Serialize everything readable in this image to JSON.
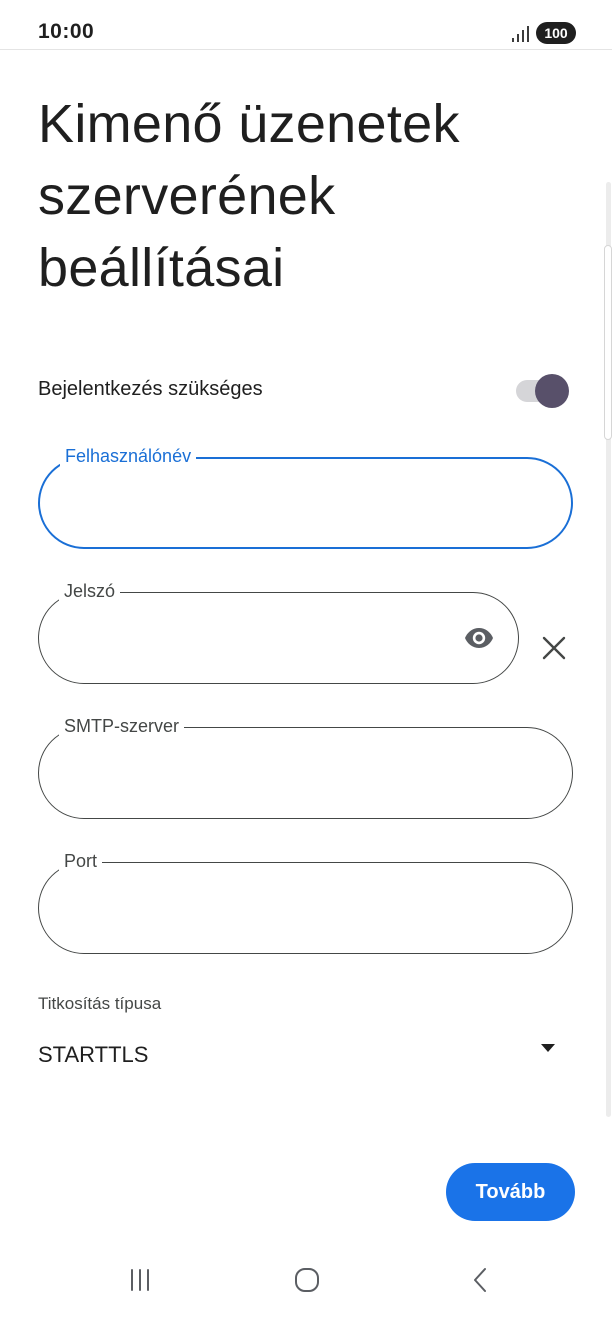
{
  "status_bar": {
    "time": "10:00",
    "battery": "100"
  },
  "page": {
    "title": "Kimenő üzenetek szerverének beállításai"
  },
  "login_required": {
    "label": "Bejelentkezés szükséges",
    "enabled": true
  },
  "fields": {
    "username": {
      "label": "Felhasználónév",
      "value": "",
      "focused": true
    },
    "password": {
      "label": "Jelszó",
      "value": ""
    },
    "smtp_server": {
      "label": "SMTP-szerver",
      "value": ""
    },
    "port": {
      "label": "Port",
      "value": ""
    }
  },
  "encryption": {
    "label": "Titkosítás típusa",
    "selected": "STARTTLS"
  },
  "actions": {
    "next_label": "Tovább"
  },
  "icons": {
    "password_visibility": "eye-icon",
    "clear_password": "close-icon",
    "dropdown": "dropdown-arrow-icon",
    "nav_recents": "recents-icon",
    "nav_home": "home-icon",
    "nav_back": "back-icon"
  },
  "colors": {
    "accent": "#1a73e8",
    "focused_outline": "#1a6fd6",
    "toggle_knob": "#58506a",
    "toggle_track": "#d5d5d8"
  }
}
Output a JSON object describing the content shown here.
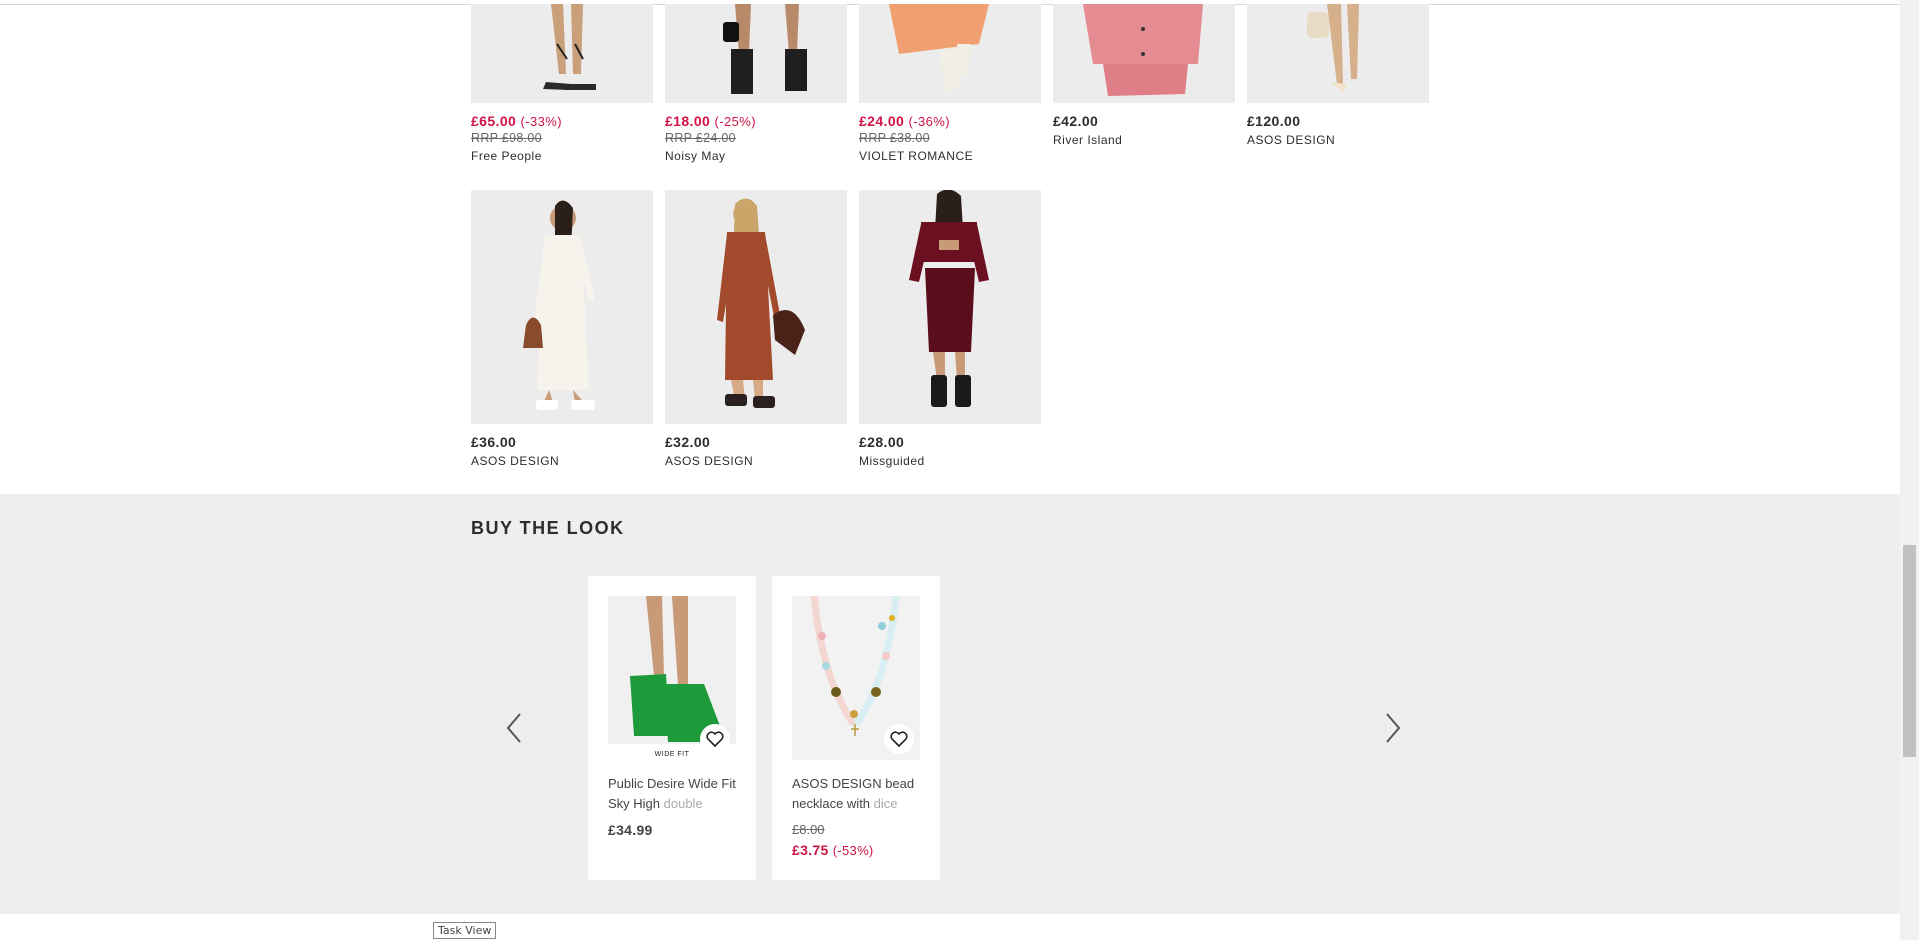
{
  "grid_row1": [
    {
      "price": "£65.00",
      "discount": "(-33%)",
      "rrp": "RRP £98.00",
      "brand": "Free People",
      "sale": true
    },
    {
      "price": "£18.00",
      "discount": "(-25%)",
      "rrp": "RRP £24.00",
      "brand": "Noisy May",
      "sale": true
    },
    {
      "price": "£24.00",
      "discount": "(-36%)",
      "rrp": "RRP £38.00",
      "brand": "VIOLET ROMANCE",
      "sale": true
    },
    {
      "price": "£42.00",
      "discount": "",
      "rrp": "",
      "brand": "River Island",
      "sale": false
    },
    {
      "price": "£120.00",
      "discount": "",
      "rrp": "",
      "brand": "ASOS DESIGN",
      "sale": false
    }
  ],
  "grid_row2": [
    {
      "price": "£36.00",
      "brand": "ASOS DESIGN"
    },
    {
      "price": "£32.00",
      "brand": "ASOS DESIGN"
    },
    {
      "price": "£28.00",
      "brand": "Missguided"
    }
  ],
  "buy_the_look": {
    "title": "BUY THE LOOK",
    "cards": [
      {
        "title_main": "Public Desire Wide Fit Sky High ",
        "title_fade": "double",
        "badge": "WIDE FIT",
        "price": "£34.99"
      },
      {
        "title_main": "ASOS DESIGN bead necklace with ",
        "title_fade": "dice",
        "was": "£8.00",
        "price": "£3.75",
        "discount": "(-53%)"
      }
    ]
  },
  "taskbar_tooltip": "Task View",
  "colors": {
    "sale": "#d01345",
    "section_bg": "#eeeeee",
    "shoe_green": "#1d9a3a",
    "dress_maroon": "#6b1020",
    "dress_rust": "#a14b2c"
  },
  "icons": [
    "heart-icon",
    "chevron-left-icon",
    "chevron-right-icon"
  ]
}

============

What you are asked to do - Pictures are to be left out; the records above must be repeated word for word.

Exercise output -
Serialize everything readable in this image to JSON.
{
  "status_bar": {
    "time": "10:00",
    "battery": "100"
  },
  "page": {
    "title": "Kimenő üzenetek szerverének beállításai"
  },
  "login_required": {
    "label": "Bejelentkezés szükséges",
    "enabled": true
  },
  "fields": {
    "username": {
      "label": "Felhasználónév",
      "value": "",
      "focused": true
    },
    "password": {
      "label": "Jelszó",
      "value": ""
    },
    "smtp_server": {
      "label": "SMTP-szerver",
      "value": ""
    },
    "port": {
      "label": "Port",
      "value": ""
    }
  },
  "encryption": {
    "label": "Titkosítás típusa",
    "selected": "STARTTLS"
  },
  "actions": {
    "next_label": "Tovább"
  },
  "icons": {
    "password_visibility": "eye-icon",
    "clear_password": "close-icon",
    "dropdown": "dropdown-arrow-icon",
    "nav_recents": "recents-icon",
    "nav_home": "home-icon",
    "nav_back": "back-icon"
  },
  "colors": {
    "accent": "#1a73e8",
    "focused_outline": "#1a6fd6",
    "toggle_knob": "#58506a",
    "toggle_track": "#d5d5d8"
  }
}
Output a JSON object describing the content shown here.
{
  "grid_row1": [
    {
      "price": "£65.00",
      "discount": "(-33%)",
      "rrp": "RRP £98.00",
      "brand": "Free People",
      "sale": true
    },
    {
      "price": "£18.00",
      "discount": "(-25%)",
      "rrp": "RRP £24.00",
      "brand": "Noisy May",
      "sale": true
    },
    {
      "price": "£24.00",
      "discount": "(-36%)",
      "rrp": "RRP £38.00",
      "brand": "VIOLET ROMANCE",
      "sale": true
    },
    {
      "price": "£42.00",
      "discount": "",
      "rrp": "",
      "brand": "River Island",
      "sale": false
    },
    {
      "price": "£120.00",
      "discount": "",
      "rrp": "",
      "brand": "ASOS DESIGN",
      "sale": false
    }
  ],
  "grid_row2": [
    {
      "price": "£36.00",
      "brand": "ASOS DESIGN"
    },
    {
      "price": "£32.00",
      "brand": "ASOS DESIGN"
    },
    {
      "price": "£28.00",
      "brand": "Missguided"
    }
  ],
  "buy_the_look": {
    "title": "BUY THE LOOK",
    "cards": [
      {
        "title_main": "Public Desire Wide Fit Sky High ",
        "title_fade": "double",
        "badge": "WIDE FIT",
        "price": "£34.99"
      },
      {
        "title_main": "ASOS DESIGN bead necklace with ",
        "title_fade": "dice",
        "was": "£8.00",
        "price": "£3.75",
        "discount": "(-53%)"
      }
    ]
  },
  "taskbar_tooltip": "Task View",
  "colors": {
    "sale": "#d01345",
    "section_bg": "#eeeeee",
    "shoe_green": "#1d9a3a",
    "dress_maroon": "#6b1020",
    "dress_rust": "#a14b2c"
  },
  "icons": [
    "heart-icon",
    "chevron-left-icon",
    "chevron-right-icon"
  ]
}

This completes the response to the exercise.